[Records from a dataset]
━━━
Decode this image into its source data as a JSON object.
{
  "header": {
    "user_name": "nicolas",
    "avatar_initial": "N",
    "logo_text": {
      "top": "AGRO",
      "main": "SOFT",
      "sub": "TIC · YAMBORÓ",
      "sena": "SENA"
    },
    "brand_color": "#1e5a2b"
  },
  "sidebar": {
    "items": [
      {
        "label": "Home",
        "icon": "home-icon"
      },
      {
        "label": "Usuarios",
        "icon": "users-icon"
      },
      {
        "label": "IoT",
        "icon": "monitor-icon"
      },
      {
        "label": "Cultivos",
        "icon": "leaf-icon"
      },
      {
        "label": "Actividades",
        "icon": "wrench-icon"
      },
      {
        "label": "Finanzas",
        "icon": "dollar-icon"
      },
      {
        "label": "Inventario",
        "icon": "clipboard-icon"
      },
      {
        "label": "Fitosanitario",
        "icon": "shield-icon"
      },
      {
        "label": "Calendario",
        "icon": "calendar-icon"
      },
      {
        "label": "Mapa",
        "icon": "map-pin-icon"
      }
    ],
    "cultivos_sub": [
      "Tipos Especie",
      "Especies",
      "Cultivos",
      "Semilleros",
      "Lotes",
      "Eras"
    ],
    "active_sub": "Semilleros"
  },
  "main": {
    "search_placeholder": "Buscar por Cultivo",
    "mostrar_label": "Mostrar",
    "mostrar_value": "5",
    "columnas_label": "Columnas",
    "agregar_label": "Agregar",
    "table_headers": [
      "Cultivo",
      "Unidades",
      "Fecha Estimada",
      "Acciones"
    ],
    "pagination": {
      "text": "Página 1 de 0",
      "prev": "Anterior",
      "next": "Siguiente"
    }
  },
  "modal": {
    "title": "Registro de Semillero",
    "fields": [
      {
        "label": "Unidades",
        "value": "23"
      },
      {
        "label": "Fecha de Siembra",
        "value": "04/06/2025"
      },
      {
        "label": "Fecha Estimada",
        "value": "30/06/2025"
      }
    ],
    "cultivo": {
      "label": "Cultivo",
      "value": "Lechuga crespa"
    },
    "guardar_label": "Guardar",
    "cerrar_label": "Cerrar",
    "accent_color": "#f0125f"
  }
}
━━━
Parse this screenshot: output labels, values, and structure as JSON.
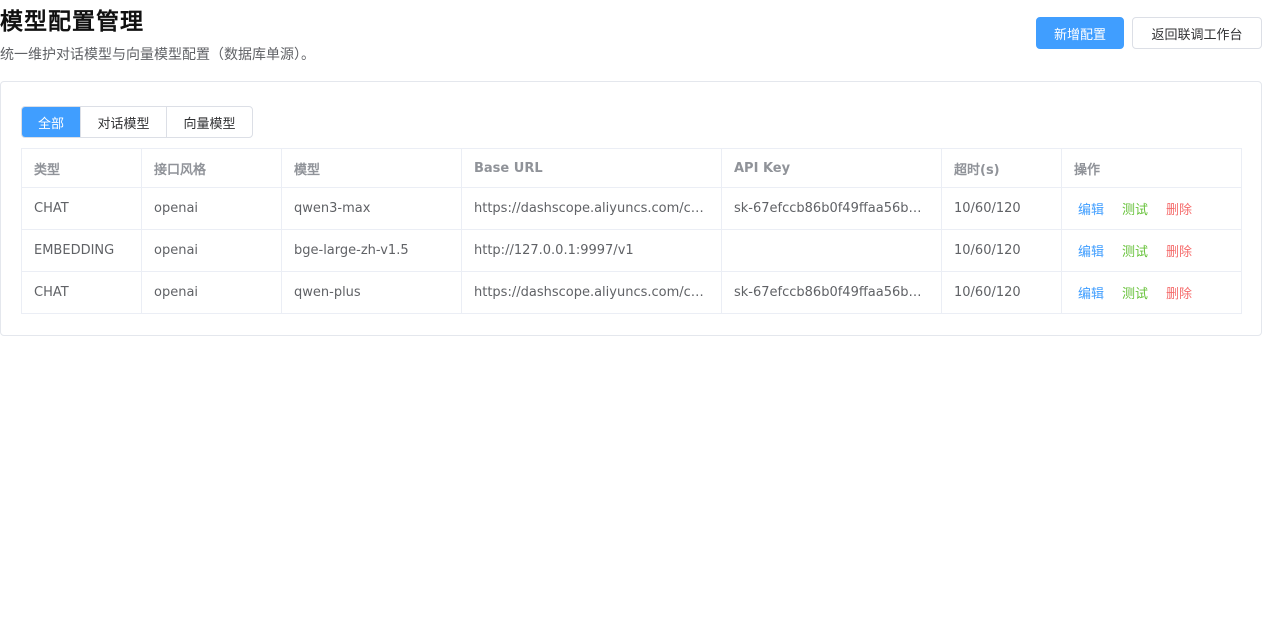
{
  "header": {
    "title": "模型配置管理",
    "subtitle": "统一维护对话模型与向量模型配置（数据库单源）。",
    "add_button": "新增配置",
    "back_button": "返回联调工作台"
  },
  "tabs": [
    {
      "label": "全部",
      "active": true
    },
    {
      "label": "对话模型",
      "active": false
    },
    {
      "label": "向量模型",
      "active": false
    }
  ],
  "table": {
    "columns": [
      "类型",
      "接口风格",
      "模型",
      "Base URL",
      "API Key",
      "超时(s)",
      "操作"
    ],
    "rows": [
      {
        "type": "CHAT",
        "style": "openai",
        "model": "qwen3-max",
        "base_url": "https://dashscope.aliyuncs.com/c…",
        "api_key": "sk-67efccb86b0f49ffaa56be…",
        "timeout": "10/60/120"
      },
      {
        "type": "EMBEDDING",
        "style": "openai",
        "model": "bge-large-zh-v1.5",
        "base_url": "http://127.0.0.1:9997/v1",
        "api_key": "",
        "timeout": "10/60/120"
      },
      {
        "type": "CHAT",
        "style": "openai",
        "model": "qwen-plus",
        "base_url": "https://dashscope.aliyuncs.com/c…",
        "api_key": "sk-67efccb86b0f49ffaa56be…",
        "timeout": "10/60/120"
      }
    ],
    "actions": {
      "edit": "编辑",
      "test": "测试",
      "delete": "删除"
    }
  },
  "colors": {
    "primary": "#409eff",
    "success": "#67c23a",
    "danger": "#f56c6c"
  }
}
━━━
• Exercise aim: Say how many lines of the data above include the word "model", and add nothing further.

• Expected answer: 3